Across the UK, growing demand from households for sustainable energy is pressing energy companies to offer green energy tariffs. Established providers like EDF are being challenged in this regard by upstarts like Bulb and Octopus Energy. Greenwashing occurs when an institution exaggerates their environmental credentials to improve their public image. With this problem in mind, the authenticity of these claims is up for debate.
A huge challenge for companies in a range of sectors is to prove to the consumer that their product is sustainably made. A sizeable proportion of UK emissions comes from our homes and therefore those energy companies should make a transition to sustainability as well. That transition requires renewable energy to become cheaper on a huge scale. The cost of wind energy in the UK has decreased massively in recent years but there are still concerns associated with the cost of sustainable power for our homes. The protests of the ‘gilets jaunes’ in France in 2018 against green fuel taxes show how efforts for a transition to sustainable energy can provoke public outcry.
Concerns of greenwashing further hang over energy companies. Shell Energy is offering 100% renewable energy to homes in the UK. However, the company itself has a long history of avoiding responsibility for a transition away from fossil fuels. Recently it was found guilty in a Dutch court of underperforming in its decarbonisation duties. This landmark case shows how institutions masquerade as environmentally friendly but are not putting the effort in for transition.

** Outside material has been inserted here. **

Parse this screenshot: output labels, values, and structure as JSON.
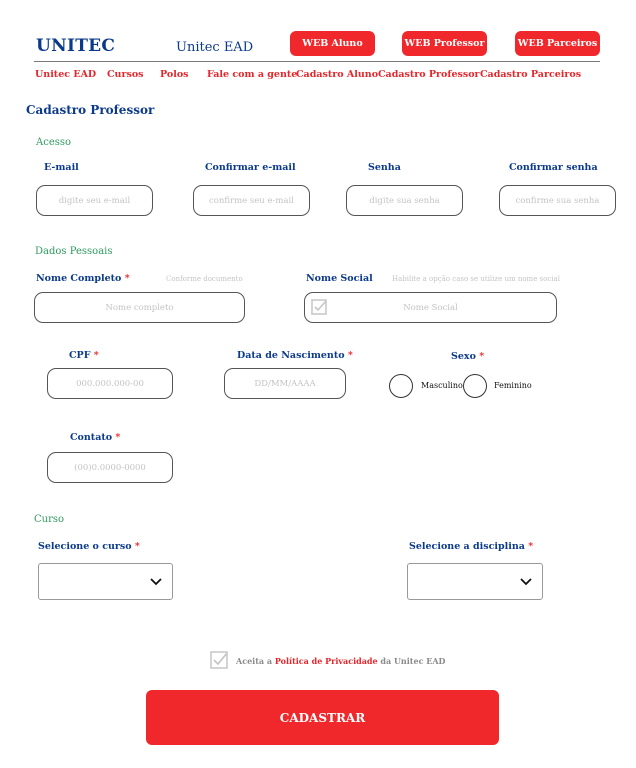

The price of renewable energy is already decreasing which has helped increase demand. However, if you sign your house up to 100% renewables, what are you actually getting? It is impossible to ensure that the electricity delivered to your home is renewable in the current system. Once renewable energy is generated onto the grid there is no way to separate it from electricity produced from fossil fuels. The only way to be sure of directly receiving renewable energy would be to install your own solar panels or wind turbines.
A green energy tariff gets around this problem by offering the customer an alternative. Instead of directly supplying a house, the energy company monitors the household energy usage per hour and supplies the National Grid with an equivalent amount of renewable energy. Instead of buying renewable energy for their home, the customer is spending money for that energy to be put onto the grid.

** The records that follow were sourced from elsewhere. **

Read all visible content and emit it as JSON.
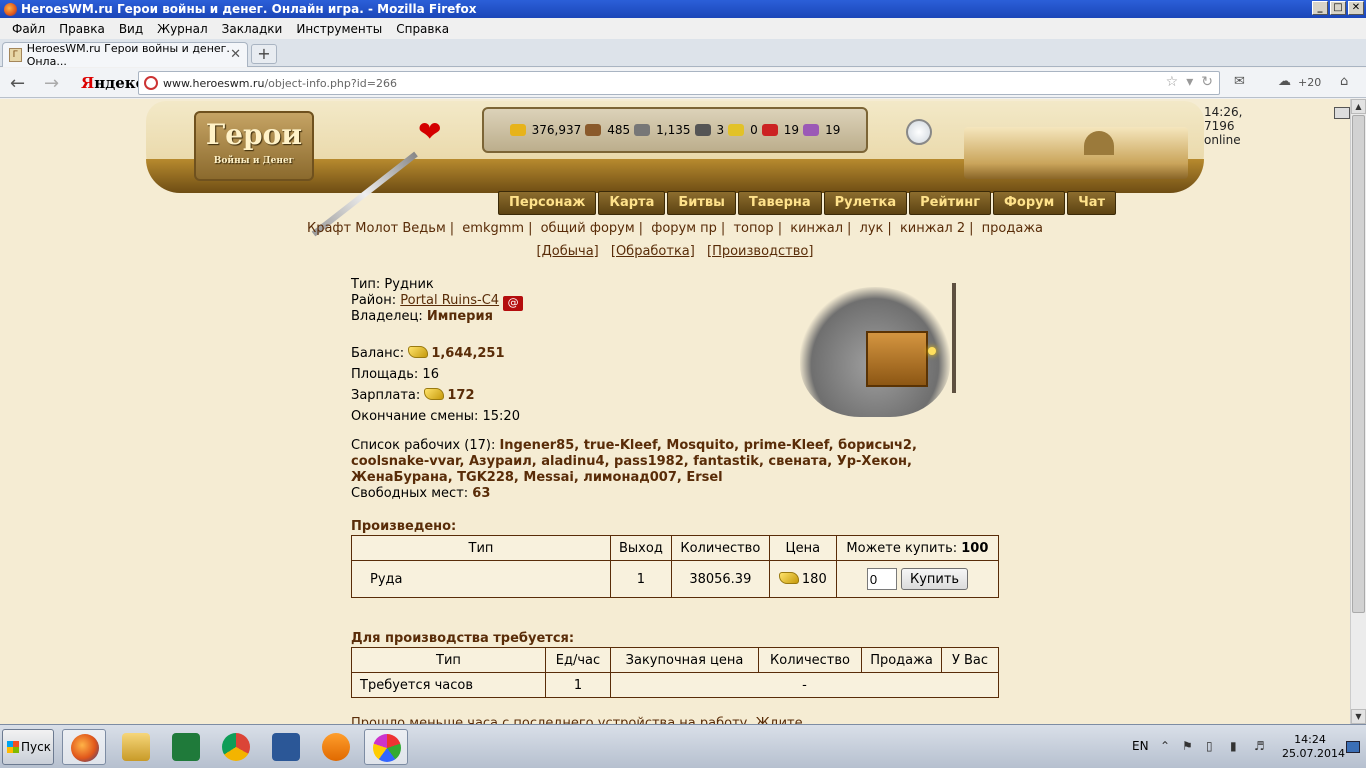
{
  "window": {
    "title": "HeroesWM.ru Герои войны и денег. Онлайн игра. - Mozilla Firefox",
    "buttons": [
      "_",
      "□",
      "✕"
    ]
  },
  "menu": [
    "Файл",
    "Правка",
    "Вид",
    "Журнал",
    "Закладки",
    "Инструменты",
    "Справка"
  ],
  "tab": {
    "title": "HeroesWM.ru Герои войны и денег. Онла...",
    "close": "✕",
    "new_tab": "+"
  },
  "nav": {
    "yandex_red": "Я",
    "yandex_rest": "ндекс",
    "url_host": "www.heroeswm.ru",
    "url_path": "/object-info.php?id=266",
    "weather": "+20"
  },
  "header": {
    "logo_main": "Герои",
    "logo_sub": "Войны и Денег",
    "time_online": "14:26, 7196 online",
    "resources": [
      {
        "icon": "gold-icon",
        "value": "376,937",
        "color": "#e7b31a"
      },
      {
        "icon": "wood-icon",
        "value": "485",
        "color": "#8a5a2b"
      },
      {
        "icon": "ore-icon",
        "value": "1,135",
        "color": "#777777"
      },
      {
        "icon": "mercury-icon",
        "value": "3",
        "color": "#555555"
      },
      {
        "icon": "sulfur-icon",
        "value": "0",
        "color": "#e2c228"
      },
      {
        "icon": "crystal-icon",
        "value": "19",
        "color": "#cc2222"
      },
      {
        "icon": "gems-icon",
        "value": "19",
        "color": "#9b59b6"
      }
    ]
  },
  "main_nav": [
    "Персонаж",
    "Карта",
    "Битвы",
    "Таверна",
    "Рулетка",
    "Рейтинг",
    "Форум",
    "Чат"
  ],
  "sub_nav": [
    "Крафт Молот Ведьм",
    "emkgmm",
    "общий форум",
    "форум пр",
    "топор",
    "кинжал",
    "лук",
    "кинжал 2",
    "продажа"
  ],
  "sub_nav2": [
    "[Добыча]",
    "[Обработка]",
    "[Производство]"
  ],
  "object": {
    "type_label": "Тип:",
    "type_value": "Рудник",
    "district_label": "Район:",
    "district_value": "Portal Ruins-C4",
    "owner_label": "Владелец:",
    "owner_value": "Империя",
    "balance_label": "Баланс:",
    "balance_value": "1,644,251",
    "area_label": "Площадь:",
    "area_value": "16",
    "salary_label": "Зарплата:",
    "salary_value": "172",
    "shift_label": "Окончание смены:",
    "shift_value": "15:20",
    "workers_label": "Список рабочих (17):",
    "workers_line1": "Ingener85, true-Kleef, Mosquito, prime-Kleef, борисыч2,",
    "workers_line2": "coolsnake-vvar, Азуpаил, aladinu4, pass1982, fantastik, свената, Ур-Хекон,",
    "workers_line3": "ЖенаБурана, TGK228, Messai, лимонад007, Ersel",
    "free_label": "Свободных мест:",
    "free_value": "63"
  },
  "produced": {
    "title": "Произведено:",
    "headers": [
      "Тип",
      "Выход",
      "Количество",
      "Цена"
    ],
    "can_buy_label": "Можете купить:",
    "can_buy_value": "100",
    "row": {
      "type": "Руда",
      "output": "1",
      "quantity": "38056.39",
      "price": "180"
    },
    "input_value": "0",
    "buy_button": "Купить"
  },
  "required": {
    "title": "Для производства требуется:",
    "headers": [
      "Тип",
      "Ед/час",
      "Закупочная цена",
      "Количество",
      "Продажа",
      "У Вас"
    ],
    "row": {
      "type": "Требуется часов",
      "per_hour": "1",
      "dash": "-"
    }
  },
  "cut_text": "Прошло меньше часа с последнего устройства на работу. Ждите...",
  "taskbar": {
    "start": "Пуск",
    "lang": "EN",
    "time": "14:24",
    "date": "25.07.2014"
  }
}
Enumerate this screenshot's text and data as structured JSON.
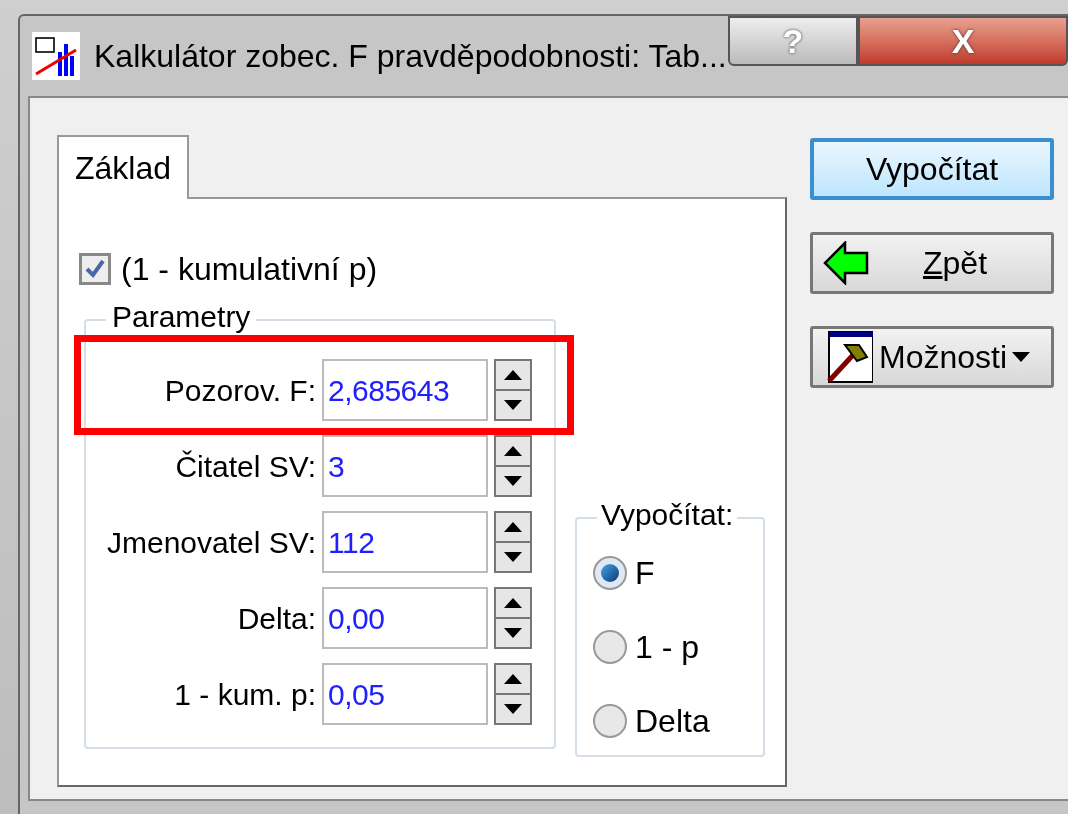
{
  "window": {
    "title": "Kalkulátor zobec. F pravděpodobnosti: Tab...",
    "buttons": [
      {
        "kind": "help",
        "label": "?"
      },
      {
        "kind": "close",
        "label": "X"
      }
    ]
  },
  "tabs": [
    {
      "label": "Základ",
      "selected": true
    }
  ],
  "checkbox": {
    "label": "(1 - kumulativní p)",
    "checked": true
  },
  "parameters": {
    "title": "Parametry",
    "fields": [
      {
        "label": "Pozorov. F:",
        "value": "2,685643",
        "highlighted": true
      },
      {
        "label": "Čitatel SV:",
        "value": "3",
        "highlighted": false
      },
      {
        "label": "Jmenovatel SV:",
        "value": "112",
        "highlighted": false
      },
      {
        "label": "Delta:",
        "value": "0,00",
        "highlighted": false
      },
      {
        "label": "1 - kum. p:",
        "value": "0,05",
        "highlighted": false
      }
    ]
  },
  "compute": {
    "title": "Vypočítat:",
    "options": [
      {
        "label": "F",
        "selected": true
      },
      {
        "label": "1 - p",
        "selected": false
      },
      {
        "label": "Delta",
        "selected": false
      }
    ]
  },
  "buttons": [
    {
      "kind": "default",
      "label": "Vypočítat",
      "underline_first": false
    },
    {
      "kind": "back",
      "label": "Zpět",
      "underline_first": true
    },
    {
      "kind": "menu",
      "label": "Možnosti",
      "underline_first": false
    }
  ]
}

The energy companies need a certificate called a Renewable Energy Guarantee of Origin (REGO) in order for this transaction to occur. These REGOs are given by the market regulator to the source (for example wind farm or hydroelectric plant) of the renewable energy and are then up for sale along with the energy itself. The issue is that these REGOs can be bought cheaply in a completely separate market without the need to buy the actual energy derived from wind or solar. Companies have the ability to exaggerate their support for renewables, buying the certificate and not the green energy. The market regular Ofgem as well as the brand Which? have reported on the dangers of this occurring.
Energy providers like Good Energy and Ecotricity make additional funds available for renewable energy or other projects as well as having direct contracts with sustainable generators. However, this authentic green conduct comes at a higher price. The issue is that currently there are different levels to a company’s green label. Some may be genuine and others may achieve sustainability through carbon offsets or simply greenwash their product.

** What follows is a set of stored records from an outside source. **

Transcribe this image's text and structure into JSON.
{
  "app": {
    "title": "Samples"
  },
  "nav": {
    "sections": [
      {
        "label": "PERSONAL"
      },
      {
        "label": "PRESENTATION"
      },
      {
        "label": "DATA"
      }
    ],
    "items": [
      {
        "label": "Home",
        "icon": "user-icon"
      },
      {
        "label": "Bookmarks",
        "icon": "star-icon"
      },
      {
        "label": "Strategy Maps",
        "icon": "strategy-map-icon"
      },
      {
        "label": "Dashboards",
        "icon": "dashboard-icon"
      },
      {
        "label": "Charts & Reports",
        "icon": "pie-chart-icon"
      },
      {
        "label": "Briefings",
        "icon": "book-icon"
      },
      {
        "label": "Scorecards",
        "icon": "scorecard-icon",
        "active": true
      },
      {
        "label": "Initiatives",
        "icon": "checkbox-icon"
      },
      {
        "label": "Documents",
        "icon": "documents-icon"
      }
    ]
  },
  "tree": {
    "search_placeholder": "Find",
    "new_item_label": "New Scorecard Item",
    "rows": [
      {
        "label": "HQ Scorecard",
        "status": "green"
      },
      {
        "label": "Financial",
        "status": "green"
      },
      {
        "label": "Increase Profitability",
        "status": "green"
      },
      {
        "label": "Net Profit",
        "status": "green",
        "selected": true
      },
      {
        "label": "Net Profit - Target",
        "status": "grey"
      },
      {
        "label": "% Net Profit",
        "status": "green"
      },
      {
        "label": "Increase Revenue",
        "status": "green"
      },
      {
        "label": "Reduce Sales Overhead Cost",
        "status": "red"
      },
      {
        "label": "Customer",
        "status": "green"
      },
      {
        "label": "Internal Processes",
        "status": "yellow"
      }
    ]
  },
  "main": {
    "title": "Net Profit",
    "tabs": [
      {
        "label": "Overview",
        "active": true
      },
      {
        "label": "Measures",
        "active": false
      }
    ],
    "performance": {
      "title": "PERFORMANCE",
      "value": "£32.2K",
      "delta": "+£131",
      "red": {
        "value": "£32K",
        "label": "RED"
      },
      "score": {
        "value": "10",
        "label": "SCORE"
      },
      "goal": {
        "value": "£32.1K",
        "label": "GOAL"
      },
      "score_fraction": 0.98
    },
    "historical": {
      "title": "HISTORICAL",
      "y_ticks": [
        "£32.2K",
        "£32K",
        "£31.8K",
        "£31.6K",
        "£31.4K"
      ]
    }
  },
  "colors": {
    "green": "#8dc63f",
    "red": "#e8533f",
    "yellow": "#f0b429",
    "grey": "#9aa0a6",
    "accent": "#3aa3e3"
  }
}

The ultimate difficulty is that the National Grid is not totally sustainable, we still use some coal and a great amount of gas. Both are harmful to the environment. If the UK population in its entirety switched to renewable energy tariffs, there simply would not be enough supply.
All of this shows that demand is key. As a desire for sustainable energy in houses increases, energy suppliers should work to meet that demand. If desire for sincere green labelling increased, and, better still, demand for private and public investment in renewable energy grew further, then the grid would be much better prepared for transition.
Image: Anna Jiménez Calaf via Unsplash.